# [SUPPLIED RECORDS]
########################################

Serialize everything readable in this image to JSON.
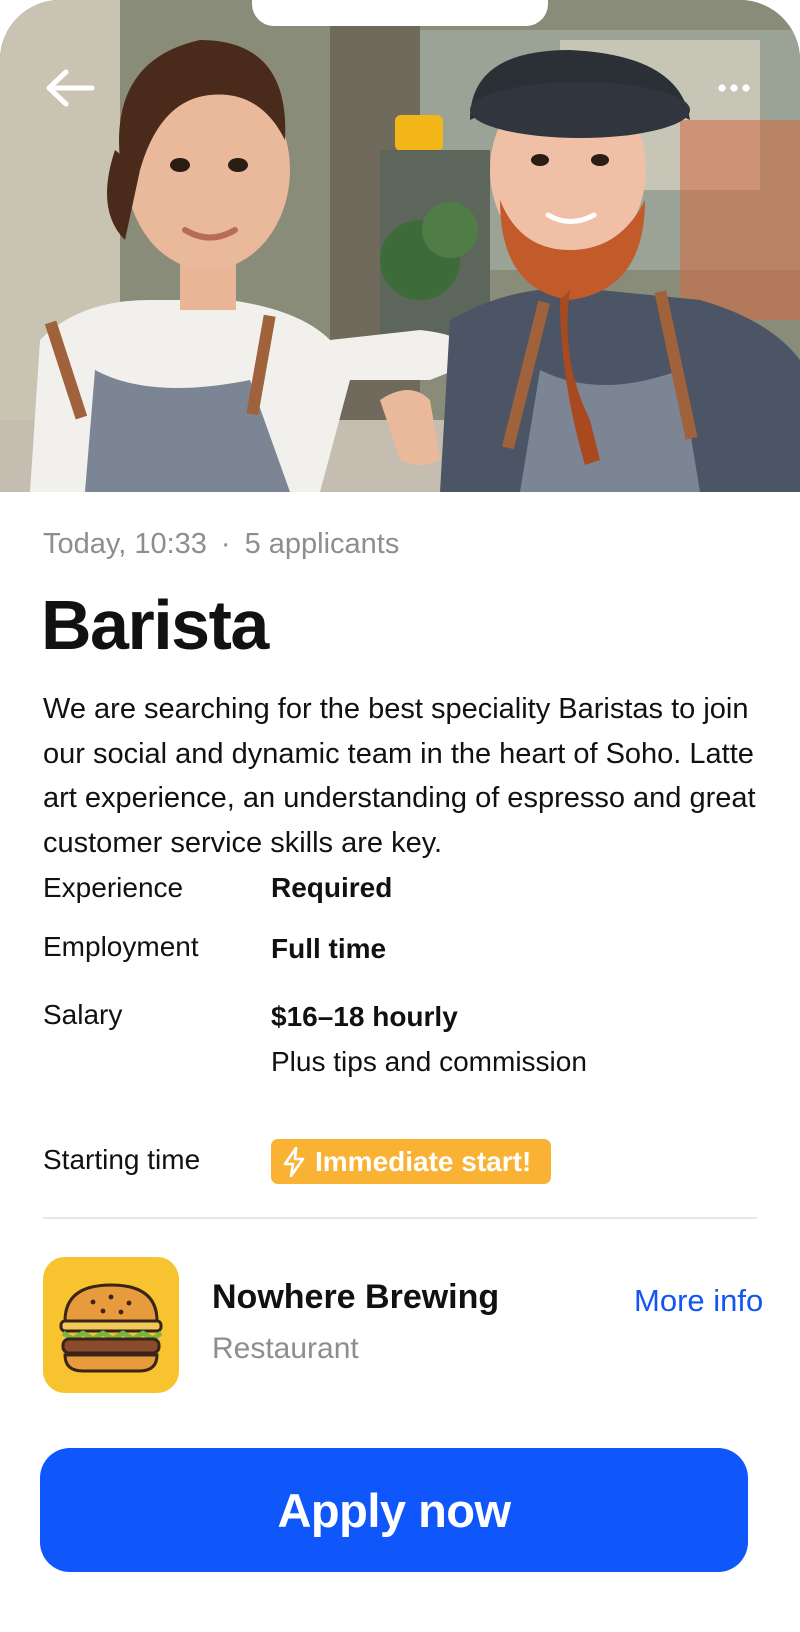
{
  "job": {
    "posted_time": "Today, 10:33",
    "separator": "·",
    "applicants": "5 applicants",
    "title": "Barista",
    "description": "We are searching for the best speciality Baristas to join our social and dynamic team in the heart of Soho. Latte art experience, an understanding of espresso and great customer service skills are key."
  },
  "details": {
    "experience_label": "Experience",
    "experience_value": "Required",
    "employment_label": "Employment",
    "employment_value": "Full time",
    "salary_label": "Salary",
    "salary_value": "$16–18 hourly",
    "salary_note": "Plus tips and commission",
    "starting_label": "Starting time",
    "starting_badge": "Immediate start!"
  },
  "company": {
    "name": "Nowhere Brewing",
    "type": "Restaurant",
    "more_info": "More info",
    "logo_icon": "burger-icon"
  },
  "actions": {
    "apply": "Apply now"
  },
  "icons": {
    "back": "arrow-left-icon",
    "more": "ellipsis-icon",
    "bolt": "lightning-bolt-icon"
  },
  "colors": {
    "accent": "#0f57fb",
    "link": "#1556f2",
    "badge": "#f9b233",
    "logo_bg": "#f7c42f",
    "muted_text": "#8d8d92"
  }
}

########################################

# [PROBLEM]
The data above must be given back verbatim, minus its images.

# [SOLUTION]
Serialize everything readable in this image to JSON.
{
  "job": {
    "posted_time": "Today, 10:33",
    "separator": "·",
    "applicants": "5 applicants",
    "title": "Barista",
    "description": "We are searching for the best speciality Baristas to join our social and dynamic team in the heart of Soho. Latte art experience, an understanding of espresso and great customer service skills are key."
  },
  "details": {
    "experience_label": "Experience",
    "experience_value": "Required",
    "employment_label": "Employment",
    "employment_value": "Full time",
    "salary_label": "Salary",
    "salary_value": "$16–18 hourly",
    "salary_note": "Plus tips and commission",
    "starting_label": "Starting time",
    "starting_badge": "Immediate start!"
  },
  "company": {
    "name": "Nowhere Brewing",
    "type": "Restaurant",
    "more_info": "More info",
    "logo_icon": "burger-icon"
  },
  "actions": {
    "apply": "Apply now"
  },
  "icons": {
    "back": "arrow-left-icon",
    "more": "ellipsis-icon",
    "bolt": "lightning-bolt-icon"
  },
  "colors": {
    "accent": "#0f57fb",
    "link": "#1556f2",
    "badge": "#f9b233",
    "logo_bg": "#f7c42f",
    "muted_text": "#8d8d92"
  }
}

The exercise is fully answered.